Work to complete.
Read the records below and copy each line that contains "content".

Recorded data.
══════════

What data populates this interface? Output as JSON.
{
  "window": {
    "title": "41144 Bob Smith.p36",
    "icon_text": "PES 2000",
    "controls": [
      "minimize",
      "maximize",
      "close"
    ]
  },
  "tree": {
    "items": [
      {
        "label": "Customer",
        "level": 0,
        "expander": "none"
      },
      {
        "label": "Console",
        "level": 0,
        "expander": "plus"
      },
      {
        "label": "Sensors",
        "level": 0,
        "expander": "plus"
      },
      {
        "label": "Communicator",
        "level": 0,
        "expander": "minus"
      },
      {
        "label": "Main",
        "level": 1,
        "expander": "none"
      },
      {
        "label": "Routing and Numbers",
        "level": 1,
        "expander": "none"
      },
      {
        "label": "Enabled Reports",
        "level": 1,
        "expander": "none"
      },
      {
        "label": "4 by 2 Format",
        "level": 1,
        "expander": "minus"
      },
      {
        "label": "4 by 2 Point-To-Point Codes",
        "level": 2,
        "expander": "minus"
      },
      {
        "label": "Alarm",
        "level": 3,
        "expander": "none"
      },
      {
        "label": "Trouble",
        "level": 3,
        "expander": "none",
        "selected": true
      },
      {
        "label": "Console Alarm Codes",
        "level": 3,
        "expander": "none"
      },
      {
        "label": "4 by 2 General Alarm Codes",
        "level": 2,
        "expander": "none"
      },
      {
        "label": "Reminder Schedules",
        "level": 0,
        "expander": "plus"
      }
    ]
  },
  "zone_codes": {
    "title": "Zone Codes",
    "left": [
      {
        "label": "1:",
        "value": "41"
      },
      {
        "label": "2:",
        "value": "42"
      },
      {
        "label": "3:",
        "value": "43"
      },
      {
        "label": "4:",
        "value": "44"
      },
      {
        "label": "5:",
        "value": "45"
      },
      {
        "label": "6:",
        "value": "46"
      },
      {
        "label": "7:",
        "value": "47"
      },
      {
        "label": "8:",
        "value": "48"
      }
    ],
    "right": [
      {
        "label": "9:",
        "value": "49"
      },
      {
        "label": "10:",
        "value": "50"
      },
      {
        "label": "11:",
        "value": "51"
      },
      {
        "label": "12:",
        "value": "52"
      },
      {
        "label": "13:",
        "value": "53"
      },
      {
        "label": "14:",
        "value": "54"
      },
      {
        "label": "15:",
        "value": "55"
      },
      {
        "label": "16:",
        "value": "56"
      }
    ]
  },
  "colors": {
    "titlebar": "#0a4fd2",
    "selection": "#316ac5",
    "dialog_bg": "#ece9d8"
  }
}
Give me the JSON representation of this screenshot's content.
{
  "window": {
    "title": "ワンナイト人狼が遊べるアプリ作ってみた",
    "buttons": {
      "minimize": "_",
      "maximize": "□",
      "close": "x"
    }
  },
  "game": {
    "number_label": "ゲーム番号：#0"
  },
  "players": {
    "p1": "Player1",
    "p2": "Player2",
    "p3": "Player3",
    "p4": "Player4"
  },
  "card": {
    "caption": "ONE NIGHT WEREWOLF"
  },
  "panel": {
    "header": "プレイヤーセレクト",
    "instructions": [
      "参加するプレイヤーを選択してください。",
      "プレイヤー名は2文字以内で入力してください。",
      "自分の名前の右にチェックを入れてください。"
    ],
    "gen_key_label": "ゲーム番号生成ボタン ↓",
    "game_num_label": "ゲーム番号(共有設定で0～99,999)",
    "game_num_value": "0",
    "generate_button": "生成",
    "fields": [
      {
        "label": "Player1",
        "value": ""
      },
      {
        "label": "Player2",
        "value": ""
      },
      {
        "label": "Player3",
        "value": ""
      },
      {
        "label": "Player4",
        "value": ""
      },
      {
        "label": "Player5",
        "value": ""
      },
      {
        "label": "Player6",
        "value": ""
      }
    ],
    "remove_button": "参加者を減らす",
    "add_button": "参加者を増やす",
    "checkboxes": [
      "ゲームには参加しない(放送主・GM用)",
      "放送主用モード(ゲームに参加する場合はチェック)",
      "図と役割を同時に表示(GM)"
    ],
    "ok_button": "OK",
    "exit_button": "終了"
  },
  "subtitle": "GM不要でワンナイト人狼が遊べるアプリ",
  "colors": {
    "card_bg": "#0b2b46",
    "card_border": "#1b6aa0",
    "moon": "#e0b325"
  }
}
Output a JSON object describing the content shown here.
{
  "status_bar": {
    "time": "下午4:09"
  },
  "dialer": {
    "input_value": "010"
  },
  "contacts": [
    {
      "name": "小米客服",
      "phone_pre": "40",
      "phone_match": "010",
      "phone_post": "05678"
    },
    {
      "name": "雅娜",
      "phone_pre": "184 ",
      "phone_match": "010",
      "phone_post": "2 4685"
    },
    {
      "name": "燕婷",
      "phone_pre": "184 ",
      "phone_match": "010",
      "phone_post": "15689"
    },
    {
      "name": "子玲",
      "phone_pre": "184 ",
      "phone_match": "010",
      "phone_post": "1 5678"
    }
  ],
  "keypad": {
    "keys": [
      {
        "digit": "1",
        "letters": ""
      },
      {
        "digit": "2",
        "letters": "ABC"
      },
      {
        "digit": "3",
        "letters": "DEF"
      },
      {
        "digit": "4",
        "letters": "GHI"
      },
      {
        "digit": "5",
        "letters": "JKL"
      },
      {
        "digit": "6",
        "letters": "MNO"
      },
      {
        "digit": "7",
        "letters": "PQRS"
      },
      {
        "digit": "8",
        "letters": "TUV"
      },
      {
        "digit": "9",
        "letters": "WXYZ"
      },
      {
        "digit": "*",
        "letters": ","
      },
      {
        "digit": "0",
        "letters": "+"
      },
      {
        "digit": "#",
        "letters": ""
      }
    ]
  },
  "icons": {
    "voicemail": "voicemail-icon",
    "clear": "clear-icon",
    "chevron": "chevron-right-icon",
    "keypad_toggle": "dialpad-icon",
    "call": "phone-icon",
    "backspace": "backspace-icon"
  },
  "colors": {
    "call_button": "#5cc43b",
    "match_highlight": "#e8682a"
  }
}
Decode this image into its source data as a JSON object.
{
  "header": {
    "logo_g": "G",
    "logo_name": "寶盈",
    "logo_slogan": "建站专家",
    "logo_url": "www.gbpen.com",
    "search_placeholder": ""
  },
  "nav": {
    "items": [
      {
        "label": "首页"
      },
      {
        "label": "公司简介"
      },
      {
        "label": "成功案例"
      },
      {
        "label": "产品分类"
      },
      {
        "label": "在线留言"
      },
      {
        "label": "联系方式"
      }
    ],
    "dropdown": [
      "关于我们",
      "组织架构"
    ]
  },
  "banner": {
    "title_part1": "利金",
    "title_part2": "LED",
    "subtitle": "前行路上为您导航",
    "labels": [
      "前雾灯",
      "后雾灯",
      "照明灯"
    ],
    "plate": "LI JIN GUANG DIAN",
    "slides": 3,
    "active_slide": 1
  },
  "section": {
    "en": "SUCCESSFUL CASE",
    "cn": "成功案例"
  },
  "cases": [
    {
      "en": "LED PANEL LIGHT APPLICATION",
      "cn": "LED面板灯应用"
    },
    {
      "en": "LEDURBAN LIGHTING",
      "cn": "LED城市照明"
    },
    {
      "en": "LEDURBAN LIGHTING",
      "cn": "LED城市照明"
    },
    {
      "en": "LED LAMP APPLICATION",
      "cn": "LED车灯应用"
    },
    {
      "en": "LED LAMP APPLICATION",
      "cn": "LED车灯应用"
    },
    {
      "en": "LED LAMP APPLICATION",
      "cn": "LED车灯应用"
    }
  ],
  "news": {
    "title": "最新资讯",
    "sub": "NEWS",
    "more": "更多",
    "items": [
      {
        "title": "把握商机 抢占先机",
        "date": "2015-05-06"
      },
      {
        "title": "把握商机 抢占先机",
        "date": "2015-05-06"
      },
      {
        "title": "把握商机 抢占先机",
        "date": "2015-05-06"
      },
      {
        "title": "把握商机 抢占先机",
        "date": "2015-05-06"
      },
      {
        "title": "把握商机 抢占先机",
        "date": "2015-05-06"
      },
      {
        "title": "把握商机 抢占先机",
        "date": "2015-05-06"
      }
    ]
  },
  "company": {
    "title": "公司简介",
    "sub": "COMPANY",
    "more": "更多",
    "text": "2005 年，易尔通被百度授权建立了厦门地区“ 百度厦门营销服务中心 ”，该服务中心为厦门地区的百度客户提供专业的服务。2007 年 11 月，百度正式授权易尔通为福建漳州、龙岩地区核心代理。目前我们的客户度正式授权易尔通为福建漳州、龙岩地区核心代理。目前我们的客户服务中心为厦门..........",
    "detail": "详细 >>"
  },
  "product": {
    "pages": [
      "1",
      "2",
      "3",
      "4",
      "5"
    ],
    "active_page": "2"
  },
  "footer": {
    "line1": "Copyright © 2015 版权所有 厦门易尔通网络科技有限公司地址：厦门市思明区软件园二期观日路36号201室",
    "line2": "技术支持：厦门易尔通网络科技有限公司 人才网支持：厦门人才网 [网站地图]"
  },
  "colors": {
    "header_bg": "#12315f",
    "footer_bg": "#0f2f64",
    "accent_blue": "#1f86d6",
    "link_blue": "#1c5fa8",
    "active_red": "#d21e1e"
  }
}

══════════

Your response.
Give me the JSON representation of this screenshot's content.
Output a JSON object describing the content shown here.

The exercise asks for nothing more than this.